The strength of the pushback by some conservative bishops against what they fear the Family Synod will introduce changes in Church teaching on divorce and on sexual orientation is clear evidence of their fear that change is on the way. Their fear is well – founded, at least in the long term. The synod itself was not called to change doctrine, but only pastoral practice – but pastoral practice will inevitably lead, in the long run, to changes in the teaching itself.
More than that, those insisting on rigid adherence to a set of rigid rules as laid down in the Catechism and Canon Law, completely misunderstand the nature of “doctrine” itself. In a recent interview with the Italian Jesuit publication Civita Cattolica, the eminent theologian Cardinal Christoph Schonborn was asked about this concern, in some quarters, that doctrine should be the main focus of the synod, and their fear that it could be undermined. His response was illuminating, and has great importance for LGBT Catholics (emphasis added):
Civita: According to some, however, the aim should be eminently doctrinal; some even fear for the doctrine.

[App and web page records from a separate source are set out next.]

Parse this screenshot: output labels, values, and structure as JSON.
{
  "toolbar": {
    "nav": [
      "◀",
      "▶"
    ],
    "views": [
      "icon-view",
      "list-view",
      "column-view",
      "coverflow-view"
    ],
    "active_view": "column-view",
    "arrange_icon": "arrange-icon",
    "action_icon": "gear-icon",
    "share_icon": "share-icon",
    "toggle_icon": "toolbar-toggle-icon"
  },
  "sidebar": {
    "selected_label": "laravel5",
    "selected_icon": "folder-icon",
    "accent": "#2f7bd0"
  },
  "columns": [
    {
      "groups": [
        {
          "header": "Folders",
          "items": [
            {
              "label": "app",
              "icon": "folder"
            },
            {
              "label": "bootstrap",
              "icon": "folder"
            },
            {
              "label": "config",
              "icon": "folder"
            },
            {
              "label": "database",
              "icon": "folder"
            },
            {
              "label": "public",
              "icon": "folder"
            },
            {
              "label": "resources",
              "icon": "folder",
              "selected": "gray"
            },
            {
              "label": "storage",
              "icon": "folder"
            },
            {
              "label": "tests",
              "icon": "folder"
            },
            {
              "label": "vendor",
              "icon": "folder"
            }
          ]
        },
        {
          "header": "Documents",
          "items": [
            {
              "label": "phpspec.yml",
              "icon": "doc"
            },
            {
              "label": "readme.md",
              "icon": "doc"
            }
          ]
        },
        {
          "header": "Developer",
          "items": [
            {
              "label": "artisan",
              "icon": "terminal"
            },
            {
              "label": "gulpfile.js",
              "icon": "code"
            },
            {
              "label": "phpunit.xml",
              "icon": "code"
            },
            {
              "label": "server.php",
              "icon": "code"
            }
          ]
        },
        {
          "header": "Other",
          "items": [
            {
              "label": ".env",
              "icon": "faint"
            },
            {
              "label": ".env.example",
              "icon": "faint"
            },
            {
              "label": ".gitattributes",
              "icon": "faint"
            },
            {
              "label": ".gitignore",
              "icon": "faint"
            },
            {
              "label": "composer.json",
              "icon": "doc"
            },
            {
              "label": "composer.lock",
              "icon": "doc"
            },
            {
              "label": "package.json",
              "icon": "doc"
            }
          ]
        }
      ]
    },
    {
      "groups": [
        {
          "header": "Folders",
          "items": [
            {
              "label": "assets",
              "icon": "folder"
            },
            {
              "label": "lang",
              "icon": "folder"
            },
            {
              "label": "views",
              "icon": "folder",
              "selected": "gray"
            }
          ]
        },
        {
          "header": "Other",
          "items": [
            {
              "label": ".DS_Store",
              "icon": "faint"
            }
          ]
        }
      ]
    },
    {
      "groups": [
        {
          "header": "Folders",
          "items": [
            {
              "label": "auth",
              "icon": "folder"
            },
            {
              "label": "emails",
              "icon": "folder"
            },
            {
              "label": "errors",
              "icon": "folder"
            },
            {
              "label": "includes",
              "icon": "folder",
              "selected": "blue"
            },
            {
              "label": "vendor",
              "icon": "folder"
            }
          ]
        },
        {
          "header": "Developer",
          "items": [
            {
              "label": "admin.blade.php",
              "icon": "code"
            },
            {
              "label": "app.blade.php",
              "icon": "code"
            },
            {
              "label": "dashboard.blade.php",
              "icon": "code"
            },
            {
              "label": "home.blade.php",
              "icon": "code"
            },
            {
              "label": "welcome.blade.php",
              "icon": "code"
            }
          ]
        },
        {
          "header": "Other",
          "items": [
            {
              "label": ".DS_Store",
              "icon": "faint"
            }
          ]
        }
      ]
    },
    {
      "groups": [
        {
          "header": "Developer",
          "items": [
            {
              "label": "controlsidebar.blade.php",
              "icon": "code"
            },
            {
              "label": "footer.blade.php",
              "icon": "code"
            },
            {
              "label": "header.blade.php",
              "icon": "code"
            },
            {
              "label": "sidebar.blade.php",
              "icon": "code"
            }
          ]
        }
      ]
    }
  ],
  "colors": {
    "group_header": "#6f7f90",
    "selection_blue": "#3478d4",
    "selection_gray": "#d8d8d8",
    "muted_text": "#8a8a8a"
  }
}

Schonborn: The challenge Pope Francis puts to us is to believe that, with the courage that comes from simple proximity, from the everyday reality of the people, we will not turn away from doctrine. We not risk diluting its clarity by walking alongside people, because we ourselves are called to walk in faith. Doctrine is not, in the first instance, a series of abstract statements, but the light of the word of God demonstrated by apostolic witness to the heart of the Church and in the hearts of believers who walk in the world today. The clarity of the light of faith and its doctrinal development in each person is not in contradiction with the way that God works with ourselves, that we are often far from living fully the Gospel.